6. Understanding results — There are multiple goals that can be set. Goals tell GA to fire a result once the user achieves what is set out in the goal logic. There are multiple types of custom goals:

  • Funnel — fired when a funnel is completed by the customer,
  • Duration — fired when a particular duration on webpage is achieved.
  • Pages per session — fired when the pages per session is greater than a desired number. This goal can be set up in the Admin>Goals>New Goal>Custom>Pages per screen/session>Enter the number of pages when you want this to be triggered>Save. After this you can trust but verify the results by firing the homepage with UTM params and then completing the required page views. The recording will take sometime in GA but can be verified.
  • Event Goals: GA has to be told to store events. There is event category>Actions>Labels this is hierarchy of events in GA. For this one needs to be in Behaviour>Events and analyse top events under different categories. You can analyse multiple events with the help tag manager (to set it up). This helps to nail down everything within your product.
  • E-commerce: There are two different types of E-commerce reporting — Standard and Enhanced. The standard E-commerce reporting system is a basic system that contains product and sales tracking. This is more suitable for a simple checkout system. The enhanced E-commerce reporting system is much more in-depth and allows you to track not only the standard ones but provide multiple stage tracking within the e-commerce journey. One should implement this only when the checkout journey is multiple steps.
  • The destination contains the web page URL that marks the beginning of firing of the goal. This can be changed to equals to or regular expression too.

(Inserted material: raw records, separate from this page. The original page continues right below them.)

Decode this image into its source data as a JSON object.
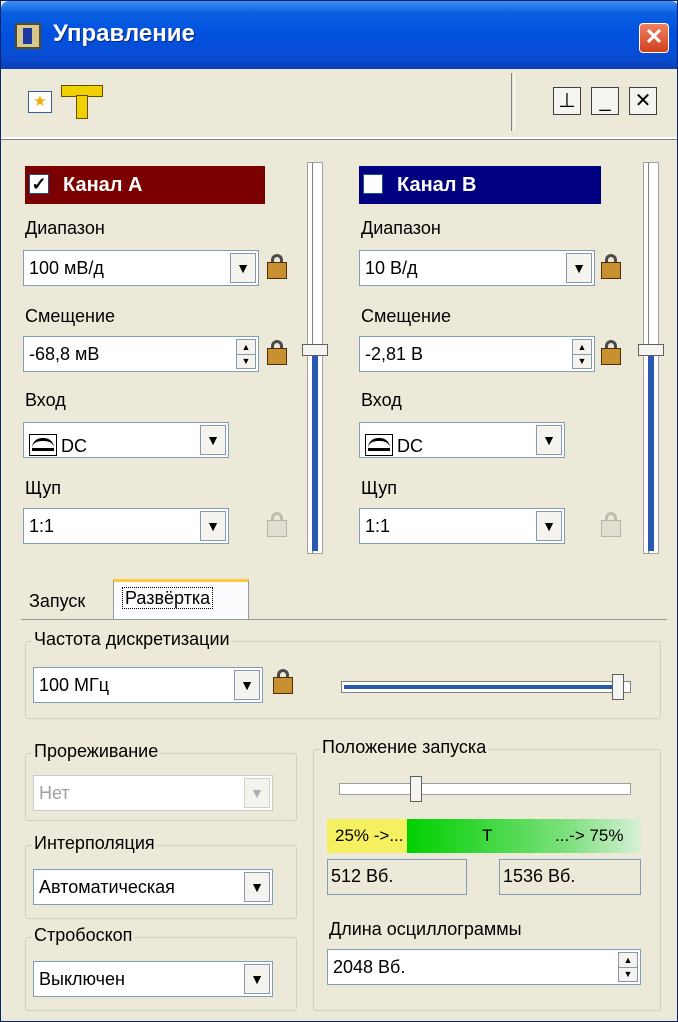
{
  "window": {
    "title": "Управление",
    "close_glyph": "✕",
    "colors": {
      "titlebar": "#0050e0",
      "face": "#ece9d8",
      "channel_a": "#7b0000",
      "channel_b": "#000080",
      "slider_fill": "#2858b0"
    }
  },
  "toolbar": {
    "left_icons": [
      "star-icon",
      "ruler-icon"
    ],
    "right_buttons": [
      {
        "name": "pin-icon",
        "glyph": "⊥"
      },
      {
        "name": "minimize-icon",
        "glyph": "_"
      },
      {
        "name": "close-icon",
        "glyph": "✕"
      }
    ]
  },
  "channels": [
    {
      "title": "Канал А",
      "enabled": true,
      "check_glyph": "✓",
      "color": "#7b0000",
      "range_label": "Диапазон",
      "range_value": "100 мВ/д",
      "offset_label": "Смещение",
      "offset_value": "-68,8 мВ",
      "input_label": "Вход",
      "input_value": "DC",
      "probe_label": "Щуп",
      "probe_value": "1:1",
      "offset_level_fraction": 0.52
    },
    {
      "title": "Канал В",
      "enabled": false,
      "check_glyph": "",
      "color": "#000080",
      "range_label": "Диапазон",
      "range_value": "10 В/д",
      "offset_label": "Смещение",
      "offset_value": "-2,81 В",
      "input_label": "Вход",
      "input_value": "DC",
      "probe_label": "Щуп",
      "probe_value": "1:1",
      "offset_level_fraction": 0.52
    }
  ],
  "tabs": [
    {
      "label": "Запуск",
      "active": false
    },
    {
      "label": "Развёртка",
      "active": true
    }
  ],
  "timebase": {
    "sample_rate_group": "Частота дискретизации",
    "sample_rate_value": "100 МГц",
    "sample_rate_slider_fraction": 0.98,
    "decimation_group": "Прореживание",
    "decimation_value": "Нет",
    "interpolation_group": "Интерполяция",
    "interpolation_value": "Автоматическая",
    "stroboscope_group": "Стробоскоп",
    "stroboscope_value": "Выключен",
    "trigger_position_group": "Положение запуска",
    "trigger_position_fraction": 0.25,
    "trigger_bar": {
      "left": "25% ->...",
      "center": "T",
      "right": "...-> 75%"
    },
    "pre_trigger": "512 Вб.",
    "post_trigger": "1536 Вб.",
    "record_length_label": "Длина осциллограммы",
    "record_length_value": "2048 Вб."
  }
}
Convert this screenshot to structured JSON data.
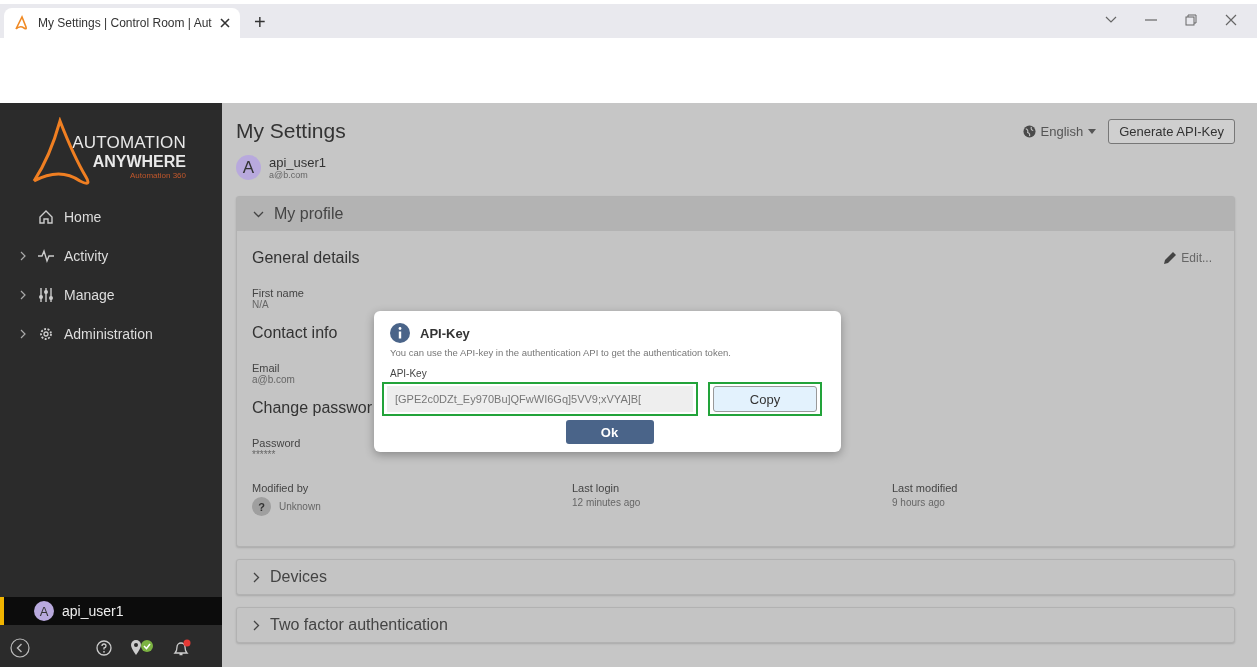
{
  "browser": {
    "tabs": [
      {
        "title": "My Settings | Control Room | Aut",
        "selected": true
      }
    ],
    "new_tab": "+"
  },
  "sidebar": {
    "logo": {
      "line1": "AUTOMATION",
      "line2": "ANYWHERE",
      "tagline": "Automation 360"
    },
    "items": [
      {
        "label": "Home",
        "kind": "home",
        "expandable": false
      },
      {
        "label": "Activity",
        "kind": "pulse",
        "expandable": true
      },
      {
        "label": "Manage",
        "kind": "sliders",
        "expandable": true
      },
      {
        "label": "Administration",
        "kind": "gear",
        "expandable": true
      }
    ],
    "user": {
      "initial": "A",
      "name": "api_user1",
      "selected": true
    }
  },
  "header": {
    "title": "My Settings",
    "language": "English",
    "generate_button": "Generate API-Key",
    "user": {
      "initial": "A",
      "name": "api_user1",
      "email": "a@b.com"
    }
  },
  "sections": [
    {
      "title": "My profile",
      "expanded": true
    },
    {
      "title": "Devices",
      "expanded": false
    },
    {
      "title": "Two factor authentication",
      "expanded": false
    }
  ],
  "profile": {
    "general_heading": "General details",
    "edit": "Edit...",
    "first_name_label": "First name",
    "first_name": "N/A",
    "contact_heading": "Contact info",
    "email_label": "Email",
    "email": "a@b.com",
    "password_heading": "Change passwor",
    "password_label": "Password",
    "password": "******",
    "meta": [
      {
        "label": "Modified by",
        "value": "Unknown",
        "avatar": "?"
      },
      {
        "label": "Last login",
        "value": "12 minutes ago"
      },
      {
        "label": "Last modified",
        "value": "9 hours ago"
      }
    ]
  },
  "dialog": {
    "title": "API-Key",
    "message": "You can use the API-key in the authentication API to get the authentication token.",
    "field_label": "API-Key",
    "field_value": "[GPE2c0DZt_Ey970Bu]QFwWI6Gq]5VV9;xVYA]B[",
    "field_highlighted": true,
    "copy_button": "Copy",
    "copy_highlighted": true,
    "ok_button": "Ok"
  }
}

Tip: Goals can be triggered once per session.

How to find the story with GA?

The QIA framework helps in this- Question, Information and Action to be followed in this hierarchy. So what is the question that GA can answer, what Information would we need to answer this question, what Action am I going to take based on that answers. Many times people miss out on the Action part and dive straight in to GA just to find the answers.

Tip: The concept of time in GA begins with a timestamp once you land on a webpage. In case there is no next webpage that one moves to the time spent on page is counted as ‘0’, however, if you move from one page to the next page in 40 sec but stay on page 2 for 45 mins, the session duration will be ’40 secs’.

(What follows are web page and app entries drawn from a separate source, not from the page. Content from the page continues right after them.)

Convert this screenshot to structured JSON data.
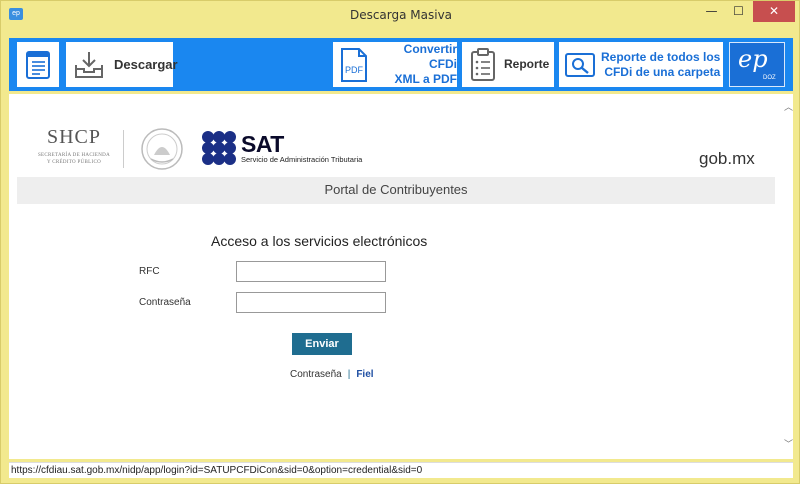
{
  "window": {
    "title": "Descarga Masiva",
    "minimize": "—",
    "maximize": "☐",
    "close": "✕"
  },
  "toolbar": {
    "descargar_label": "Descargar",
    "convertir_line1": "Convertir CFDi",
    "convertir_line2": "XML a PDF",
    "reporte_label": "Reporte",
    "reporte_todos_line1": "Reporte de todos los",
    "reporte_todos_line2": "CFDi de una carpeta",
    "logo_text": "ep",
    "logo_sub": "DOZ",
    "pdf_icon_text": "PDF",
    "accent": "#1a87f0"
  },
  "page": {
    "shcp_title": "SHCP",
    "shcp_sub1": "SECRETARÍA DE HACIENDA",
    "shcp_sub2": "Y CRÉDITO PÚBLICO",
    "sat_word": "SAT",
    "sat_sub": "Servicio de Administración Tributaria",
    "gobmx": "gob.mx",
    "portal_title": "Portal de Contribuyentes",
    "access_title": "Acceso a los servicios electrónicos",
    "rfc_label": "RFC",
    "rfc_value": "",
    "pass_label": "Contraseña",
    "pass_value": "",
    "submit_label": "Enviar",
    "link_contrasena": "Contraseña",
    "link_sep": "|",
    "link_fiel": "Fiel"
  },
  "status": {
    "url": "https://cfdiau.sat.gob.mx/nidp/app/login?id=SATUPCFDiCon&sid=0&option=credential&sid=0"
  }
}
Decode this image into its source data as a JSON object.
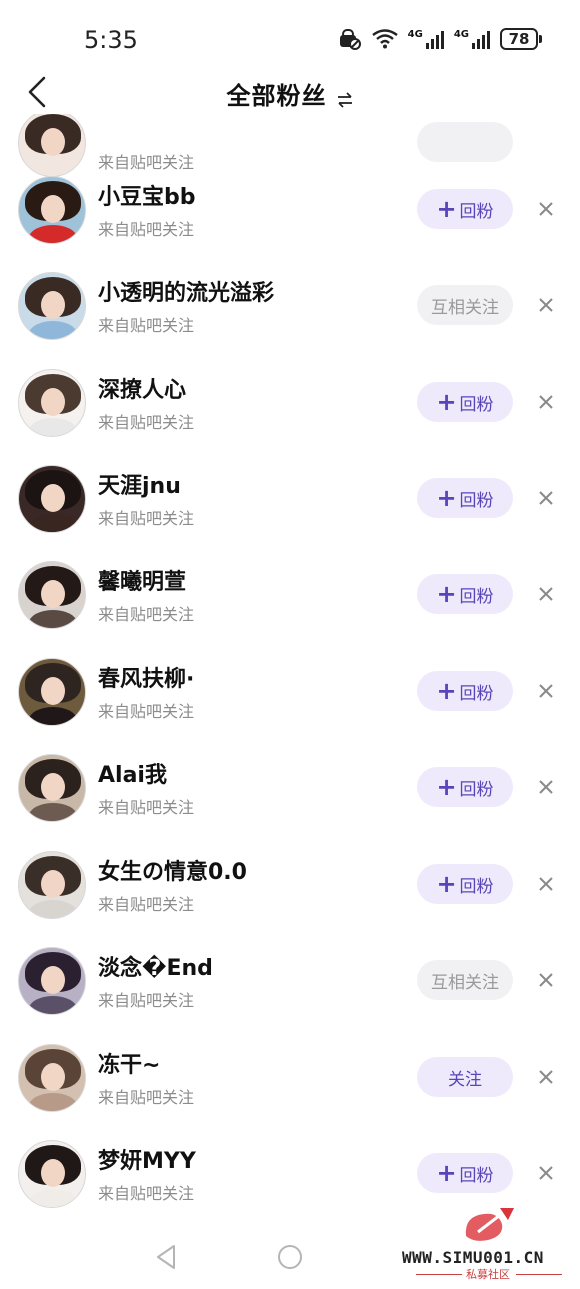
{
  "status_bar": {
    "time": "5:35",
    "signal_labels": [
      "4G",
      "4G"
    ],
    "battery_level": "78"
  },
  "header": {
    "title": "全部粉丝"
  },
  "colors": {
    "accent": "#5a45b8",
    "accent_bg": "#eeeafc",
    "muted_bg": "#f1f1f3",
    "muted_text": "#9a9a9a",
    "secondary_text": "#8c8c8c"
  },
  "followers": [
    {
      "name": "",
      "source": "来自贴吧关注",
      "action": ""
    },
    {
      "name": "小豆宝bb",
      "source": "来自贴吧关注",
      "action": "回粉",
      "action_type": "followback",
      "avatar": {
        "hair": "#2a1a14",
        "body": "#d42a2a"
      }
    },
    {
      "name": "小透明的流光溢彩",
      "source": "来自贴吧关注",
      "action": "互相关注",
      "action_type": "mutual",
      "avatar": {
        "hair": "#3a2a24",
        "body": "#8fb7d9"
      }
    },
    {
      "name": "深撩人心",
      "source": "来自贴吧关注",
      "action": "回粉",
      "action_type": "followback",
      "avatar": {
        "hair": "#4a3a30",
        "body": "#e8e8e8"
      }
    },
    {
      "name": "天涯jnu",
      "source": "来自贴吧关注",
      "action": "回粉",
      "action_type": "followback",
      "avatar": {
        "hair": "#1b1412",
        "body": "#3a2620"
      }
    },
    {
      "name": "馨曦明萱",
      "source": "来自贴吧关注",
      "action": "回粉",
      "action_type": "followback",
      "avatar": {
        "hair": "#231916",
        "body": "#5a4a44"
      }
    },
    {
      "name": "春风扶柳·",
      "source": "来自贴吧关注",
      "action": "回粉",
      "action_type": "followback",
      "avatar": {
        "hair": "#2e2420",
        "body": "#201818"
      }
    },
    {
      "name": "Alai我",
      "source": "来自贴吧关注",
      "action": "回粉",
      "action_type": "followback",
      "avatar": {
        "hair": "#2b211d",
        "body": "#6d5a50"
      }
    },
    {
      "name": "女生の情意0.0",
      "source": "来自贴吧关注",
      "action": "回粉",
      "action_type": "followback",
      "avatar": {
        "hair": "#3a2e28",
        "body": "#d8d4d0"
      }
    },
    {
      "name": "淡念�End",
      "source": "来自贴吧关注",
      "action": "互相关注",
      "action_type": "mutual",
      "avatar": {
        "hair": "#2a2030",
        "body": "#5a5068"
      }
    },
    {
      "name": "冻干~",
      "source": "来自贴吧关注",
      "action": "关注",
      "action_type": "follow",
      "avatar": {
        "hair": "#5a4438",
        "body": "#b89a88"
      }
    },
    {
      "name": "梦妍MYY",
      "source": "来自贴吧关注",
      "action": "回粉",
      "action_type": "followback",
      "avatar": {
        "hair": "#1f1816",
        "body": "#f0ece8"
      }
    }
  ],
  "watermark": {
    "site": "WWW.SIMU001.CN",
    "subtitle": "私募社区"
  }
}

Thoughts: This course laid the foundation bricks of GA and set up the wiring behind the machinery. It was interesting to know why the data flows the way it does in GA and the real meaning and concepts of users, time, sessions, exit, bounce and many other concepts in GA. Also, I got to understand that it is not that much about the numbers but about the story and the ease of analysing the data that matters in GA. I am now on to the intermediate level of understanding Google Analytics.

If this makes you interested in growth marketing and you wish to learn more, I can definitely recommend CXL Institutes’s Growth Marketing Minidegree, or any of their other courses.




Startup Growth | Business Development and Sales | Creative thinker